Commonly known as Cinco de Mayo, this day is mistakenly thought to be Mexican Independence day. However, May 5 is officially known as La Batalla de Puebla (The Battle of Puebla)and commemorates the Mexican victory over the French in 1862. In Puebla, there is a reenactment of the battle and is more of a big tadoo than in the rest of Mexico, but it is an official day off with most, but not all, businesses and schools closed.
There remains quite a bit of ignorance about the holiday. Mexico’s own president, Enrique Pena Nieto, believes the battle to have taken place a mere 20 years ago!
So here’s the lowdown…

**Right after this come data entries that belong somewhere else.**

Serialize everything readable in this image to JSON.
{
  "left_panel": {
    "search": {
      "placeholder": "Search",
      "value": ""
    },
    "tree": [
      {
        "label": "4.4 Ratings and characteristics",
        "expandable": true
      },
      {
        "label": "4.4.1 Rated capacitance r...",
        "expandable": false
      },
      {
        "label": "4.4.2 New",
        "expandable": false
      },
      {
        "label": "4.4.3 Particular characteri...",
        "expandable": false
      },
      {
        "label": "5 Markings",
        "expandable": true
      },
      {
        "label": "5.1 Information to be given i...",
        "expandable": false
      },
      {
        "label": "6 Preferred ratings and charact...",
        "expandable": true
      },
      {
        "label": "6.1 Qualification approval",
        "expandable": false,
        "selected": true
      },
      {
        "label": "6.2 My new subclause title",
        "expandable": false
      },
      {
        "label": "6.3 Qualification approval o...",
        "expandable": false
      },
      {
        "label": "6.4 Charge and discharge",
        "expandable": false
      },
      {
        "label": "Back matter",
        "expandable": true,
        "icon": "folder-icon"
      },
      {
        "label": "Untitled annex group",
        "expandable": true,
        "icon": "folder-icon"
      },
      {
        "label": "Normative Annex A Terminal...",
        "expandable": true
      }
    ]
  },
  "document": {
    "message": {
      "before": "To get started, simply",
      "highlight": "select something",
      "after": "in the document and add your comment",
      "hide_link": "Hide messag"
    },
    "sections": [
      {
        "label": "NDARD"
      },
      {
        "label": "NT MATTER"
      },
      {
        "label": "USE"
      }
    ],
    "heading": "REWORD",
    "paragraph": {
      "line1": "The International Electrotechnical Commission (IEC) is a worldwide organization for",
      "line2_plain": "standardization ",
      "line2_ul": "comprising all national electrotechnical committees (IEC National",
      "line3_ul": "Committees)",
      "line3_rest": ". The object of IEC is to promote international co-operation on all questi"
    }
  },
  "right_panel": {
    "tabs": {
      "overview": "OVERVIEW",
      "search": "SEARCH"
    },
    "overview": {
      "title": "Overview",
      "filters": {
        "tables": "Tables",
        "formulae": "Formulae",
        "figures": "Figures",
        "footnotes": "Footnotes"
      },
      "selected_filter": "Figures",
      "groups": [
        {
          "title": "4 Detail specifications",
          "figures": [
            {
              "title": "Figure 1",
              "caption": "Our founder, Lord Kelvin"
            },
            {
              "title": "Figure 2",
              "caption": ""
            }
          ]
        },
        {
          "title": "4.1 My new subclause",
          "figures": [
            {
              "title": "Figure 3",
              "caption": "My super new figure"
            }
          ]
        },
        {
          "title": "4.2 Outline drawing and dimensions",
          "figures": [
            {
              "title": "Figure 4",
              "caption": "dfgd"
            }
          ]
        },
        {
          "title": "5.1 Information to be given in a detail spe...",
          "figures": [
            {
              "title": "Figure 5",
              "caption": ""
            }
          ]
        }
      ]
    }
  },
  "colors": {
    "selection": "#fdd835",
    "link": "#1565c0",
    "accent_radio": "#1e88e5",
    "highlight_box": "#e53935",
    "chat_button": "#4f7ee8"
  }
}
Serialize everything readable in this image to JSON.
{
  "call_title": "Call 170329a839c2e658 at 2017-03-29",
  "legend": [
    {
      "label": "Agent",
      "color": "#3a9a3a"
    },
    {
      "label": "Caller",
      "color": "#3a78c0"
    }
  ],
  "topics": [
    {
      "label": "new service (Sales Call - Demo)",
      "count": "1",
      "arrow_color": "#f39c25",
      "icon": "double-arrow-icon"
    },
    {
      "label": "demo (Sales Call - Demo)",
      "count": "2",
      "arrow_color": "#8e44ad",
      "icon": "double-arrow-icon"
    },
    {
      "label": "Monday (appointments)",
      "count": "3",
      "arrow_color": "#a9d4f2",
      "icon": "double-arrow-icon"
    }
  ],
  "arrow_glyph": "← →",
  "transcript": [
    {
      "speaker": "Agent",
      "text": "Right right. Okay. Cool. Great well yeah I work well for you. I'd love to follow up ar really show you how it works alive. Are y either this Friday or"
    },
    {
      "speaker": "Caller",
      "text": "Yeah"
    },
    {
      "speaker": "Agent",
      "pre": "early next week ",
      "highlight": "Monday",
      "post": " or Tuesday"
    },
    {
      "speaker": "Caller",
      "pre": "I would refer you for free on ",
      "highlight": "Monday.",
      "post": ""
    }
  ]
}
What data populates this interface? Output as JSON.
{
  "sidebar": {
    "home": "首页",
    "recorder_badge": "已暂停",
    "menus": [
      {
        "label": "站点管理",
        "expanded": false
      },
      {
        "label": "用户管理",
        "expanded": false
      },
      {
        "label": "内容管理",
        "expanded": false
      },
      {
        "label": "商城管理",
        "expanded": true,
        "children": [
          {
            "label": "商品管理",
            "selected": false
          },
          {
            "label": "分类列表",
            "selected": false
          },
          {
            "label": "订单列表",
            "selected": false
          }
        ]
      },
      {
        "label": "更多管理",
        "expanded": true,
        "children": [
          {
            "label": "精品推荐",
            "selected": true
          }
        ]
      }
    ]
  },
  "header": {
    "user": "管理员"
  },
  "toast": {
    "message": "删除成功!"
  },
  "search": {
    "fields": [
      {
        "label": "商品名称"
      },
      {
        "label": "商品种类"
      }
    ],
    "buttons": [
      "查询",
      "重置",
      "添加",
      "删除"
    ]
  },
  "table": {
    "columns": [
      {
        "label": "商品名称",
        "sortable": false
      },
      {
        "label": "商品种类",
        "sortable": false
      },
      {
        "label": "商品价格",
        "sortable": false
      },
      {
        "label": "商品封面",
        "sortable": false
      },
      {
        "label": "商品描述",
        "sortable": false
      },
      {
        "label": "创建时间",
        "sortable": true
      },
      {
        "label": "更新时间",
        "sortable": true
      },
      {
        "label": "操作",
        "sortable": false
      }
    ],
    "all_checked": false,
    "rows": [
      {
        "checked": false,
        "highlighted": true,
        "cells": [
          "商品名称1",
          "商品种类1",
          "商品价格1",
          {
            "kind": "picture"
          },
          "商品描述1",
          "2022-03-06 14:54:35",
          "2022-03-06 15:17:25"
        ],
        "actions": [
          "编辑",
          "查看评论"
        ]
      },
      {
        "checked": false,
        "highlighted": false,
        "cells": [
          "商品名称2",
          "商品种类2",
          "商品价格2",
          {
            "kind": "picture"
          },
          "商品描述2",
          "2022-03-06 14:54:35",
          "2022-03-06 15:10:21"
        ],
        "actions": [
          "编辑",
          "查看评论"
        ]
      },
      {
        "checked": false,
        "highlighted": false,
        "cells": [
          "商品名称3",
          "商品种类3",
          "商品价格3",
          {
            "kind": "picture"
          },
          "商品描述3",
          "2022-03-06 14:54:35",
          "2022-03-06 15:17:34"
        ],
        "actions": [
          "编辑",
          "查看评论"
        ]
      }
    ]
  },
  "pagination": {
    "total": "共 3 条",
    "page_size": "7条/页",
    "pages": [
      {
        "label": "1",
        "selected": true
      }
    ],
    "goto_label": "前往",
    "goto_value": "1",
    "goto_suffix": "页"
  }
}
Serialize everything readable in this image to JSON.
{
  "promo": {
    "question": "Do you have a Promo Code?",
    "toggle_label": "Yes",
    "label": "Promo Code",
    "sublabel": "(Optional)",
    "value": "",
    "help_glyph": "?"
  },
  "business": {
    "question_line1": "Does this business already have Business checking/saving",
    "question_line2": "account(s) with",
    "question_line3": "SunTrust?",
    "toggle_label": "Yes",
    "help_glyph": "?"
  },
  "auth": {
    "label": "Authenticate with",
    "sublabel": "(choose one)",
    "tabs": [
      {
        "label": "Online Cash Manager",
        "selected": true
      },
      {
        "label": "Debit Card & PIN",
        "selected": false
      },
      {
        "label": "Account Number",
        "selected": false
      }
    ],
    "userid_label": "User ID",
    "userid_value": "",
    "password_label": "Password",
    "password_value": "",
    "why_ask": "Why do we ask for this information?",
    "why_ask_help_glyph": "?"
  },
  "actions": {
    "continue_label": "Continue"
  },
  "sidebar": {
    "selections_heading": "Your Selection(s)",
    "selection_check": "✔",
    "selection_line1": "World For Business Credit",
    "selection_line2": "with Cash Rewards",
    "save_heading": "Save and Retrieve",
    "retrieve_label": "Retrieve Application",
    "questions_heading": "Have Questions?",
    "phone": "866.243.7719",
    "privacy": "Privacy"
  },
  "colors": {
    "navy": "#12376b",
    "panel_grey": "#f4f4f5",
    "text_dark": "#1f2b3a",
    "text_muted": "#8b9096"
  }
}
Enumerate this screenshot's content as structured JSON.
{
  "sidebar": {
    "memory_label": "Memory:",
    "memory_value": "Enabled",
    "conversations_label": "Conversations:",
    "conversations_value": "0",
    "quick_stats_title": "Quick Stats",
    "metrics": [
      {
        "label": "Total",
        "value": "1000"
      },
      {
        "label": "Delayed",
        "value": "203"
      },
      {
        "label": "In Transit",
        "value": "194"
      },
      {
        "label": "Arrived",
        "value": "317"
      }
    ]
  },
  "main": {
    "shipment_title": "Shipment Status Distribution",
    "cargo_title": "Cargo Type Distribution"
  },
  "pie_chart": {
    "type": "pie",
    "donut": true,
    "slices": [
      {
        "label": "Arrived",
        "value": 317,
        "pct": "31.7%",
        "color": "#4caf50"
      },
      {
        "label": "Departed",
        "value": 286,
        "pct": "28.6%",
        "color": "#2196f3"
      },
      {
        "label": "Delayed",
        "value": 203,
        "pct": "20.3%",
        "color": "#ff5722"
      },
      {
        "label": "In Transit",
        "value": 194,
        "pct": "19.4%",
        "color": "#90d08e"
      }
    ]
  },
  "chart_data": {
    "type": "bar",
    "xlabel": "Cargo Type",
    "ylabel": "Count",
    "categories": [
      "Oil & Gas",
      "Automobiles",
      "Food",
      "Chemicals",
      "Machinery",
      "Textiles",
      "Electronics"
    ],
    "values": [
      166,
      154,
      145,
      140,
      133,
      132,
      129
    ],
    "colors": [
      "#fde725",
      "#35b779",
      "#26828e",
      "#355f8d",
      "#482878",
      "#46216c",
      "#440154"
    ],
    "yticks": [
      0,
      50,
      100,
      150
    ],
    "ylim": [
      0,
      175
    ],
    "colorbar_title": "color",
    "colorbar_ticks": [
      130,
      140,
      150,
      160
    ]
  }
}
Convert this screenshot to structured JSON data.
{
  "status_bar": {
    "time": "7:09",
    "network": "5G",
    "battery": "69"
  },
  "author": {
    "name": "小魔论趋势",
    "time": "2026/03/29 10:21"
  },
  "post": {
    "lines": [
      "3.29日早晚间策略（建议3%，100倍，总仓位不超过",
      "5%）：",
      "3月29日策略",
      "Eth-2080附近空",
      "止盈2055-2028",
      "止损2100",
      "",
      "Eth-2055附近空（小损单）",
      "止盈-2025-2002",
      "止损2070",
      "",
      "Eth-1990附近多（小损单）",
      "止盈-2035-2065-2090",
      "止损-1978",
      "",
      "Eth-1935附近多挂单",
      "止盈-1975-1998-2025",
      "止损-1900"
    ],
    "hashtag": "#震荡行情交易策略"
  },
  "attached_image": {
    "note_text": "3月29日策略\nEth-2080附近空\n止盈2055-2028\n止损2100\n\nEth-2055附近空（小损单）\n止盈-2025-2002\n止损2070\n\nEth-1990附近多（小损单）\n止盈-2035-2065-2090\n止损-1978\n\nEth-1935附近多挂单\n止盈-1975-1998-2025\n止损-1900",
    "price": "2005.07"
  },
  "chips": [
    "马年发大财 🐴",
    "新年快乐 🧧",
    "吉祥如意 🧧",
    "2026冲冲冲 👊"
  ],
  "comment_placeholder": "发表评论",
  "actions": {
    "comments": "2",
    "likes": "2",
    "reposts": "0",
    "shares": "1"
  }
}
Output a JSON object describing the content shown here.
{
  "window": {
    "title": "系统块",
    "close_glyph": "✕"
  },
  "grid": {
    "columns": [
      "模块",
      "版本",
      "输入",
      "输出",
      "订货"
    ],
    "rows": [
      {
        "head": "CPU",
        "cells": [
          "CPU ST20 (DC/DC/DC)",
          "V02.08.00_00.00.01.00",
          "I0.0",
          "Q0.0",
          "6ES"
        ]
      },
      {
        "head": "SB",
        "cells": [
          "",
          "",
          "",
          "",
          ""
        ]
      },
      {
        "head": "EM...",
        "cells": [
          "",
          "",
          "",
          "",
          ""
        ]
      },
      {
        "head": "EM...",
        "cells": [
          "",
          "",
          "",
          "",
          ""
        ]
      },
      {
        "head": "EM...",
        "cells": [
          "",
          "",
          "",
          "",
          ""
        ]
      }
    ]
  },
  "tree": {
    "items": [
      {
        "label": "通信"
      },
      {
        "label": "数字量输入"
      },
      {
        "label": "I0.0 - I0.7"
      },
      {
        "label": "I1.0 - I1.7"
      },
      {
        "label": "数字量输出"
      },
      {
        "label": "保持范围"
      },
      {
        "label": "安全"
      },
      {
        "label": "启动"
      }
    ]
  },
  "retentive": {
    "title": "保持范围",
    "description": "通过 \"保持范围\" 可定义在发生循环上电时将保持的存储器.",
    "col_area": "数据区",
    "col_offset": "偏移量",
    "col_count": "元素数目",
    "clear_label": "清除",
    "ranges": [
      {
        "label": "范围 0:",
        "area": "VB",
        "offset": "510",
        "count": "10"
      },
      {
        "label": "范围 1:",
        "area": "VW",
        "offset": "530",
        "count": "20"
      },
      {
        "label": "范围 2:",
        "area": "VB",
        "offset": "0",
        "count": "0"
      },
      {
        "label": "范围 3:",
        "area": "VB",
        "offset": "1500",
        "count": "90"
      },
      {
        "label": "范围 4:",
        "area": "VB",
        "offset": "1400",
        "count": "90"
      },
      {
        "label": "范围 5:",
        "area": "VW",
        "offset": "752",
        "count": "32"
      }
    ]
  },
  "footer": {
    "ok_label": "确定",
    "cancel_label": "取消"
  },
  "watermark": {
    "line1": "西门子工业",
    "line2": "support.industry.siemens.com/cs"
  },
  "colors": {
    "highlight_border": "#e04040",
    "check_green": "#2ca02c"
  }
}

When President Benito Juarez defaulted on loans made by France, Britain, and Spain, the European countries sent forces to Veracruz to collect. Britain and Spain came to terms with Mexico and left. France decided to invade.
Six thousand French troops set out to attack Puebla de Los Angeles. Juarez sent 2,000 untrained indigenous and mixed-blood men under the command of General Ignacio Zaragoza. The French lost nearly 500 soldiers in the attack and retreated. Less than 100 Mexicans were killed.
It wasn’t the end of the invasion, however. France didn’t withdraw its forces for 6 more years. Puebla de Los Angeles was renamed Puebla de Zaragoza after the General who led that rag-tag band to victory but died of typhoid a few months later.
The U.S. has adopted Cinco de Mayo much as it did with St. Patrick’s Day. Most north of the border celebrations are centered around drinking and maracas rather than any real resemblance to traditional Mexican festivities.
Does that really surprise anyone?
President Obama decided to use Cinco de Mayo in 2015 as a platform for his proposed immigration reform. Check out the video clip at:
May is quite the month here in Mexico. Every time you turn around there is another celebration! For other Mexican May holidays see: El Día de Los Trabajadores, Conmemoración del Escuadron de Pelea 201, El Dia de La Santa Cruz y El Dia del Albañil, La Batalla de Puebla, Natalicio de Miguel Hidalgo, El Dia de la Madre, n, Pascua de Pentecostés, El Día del Maestro, and El Dia del Estudiante
Did you know all that about this NOT independence day in Mexico?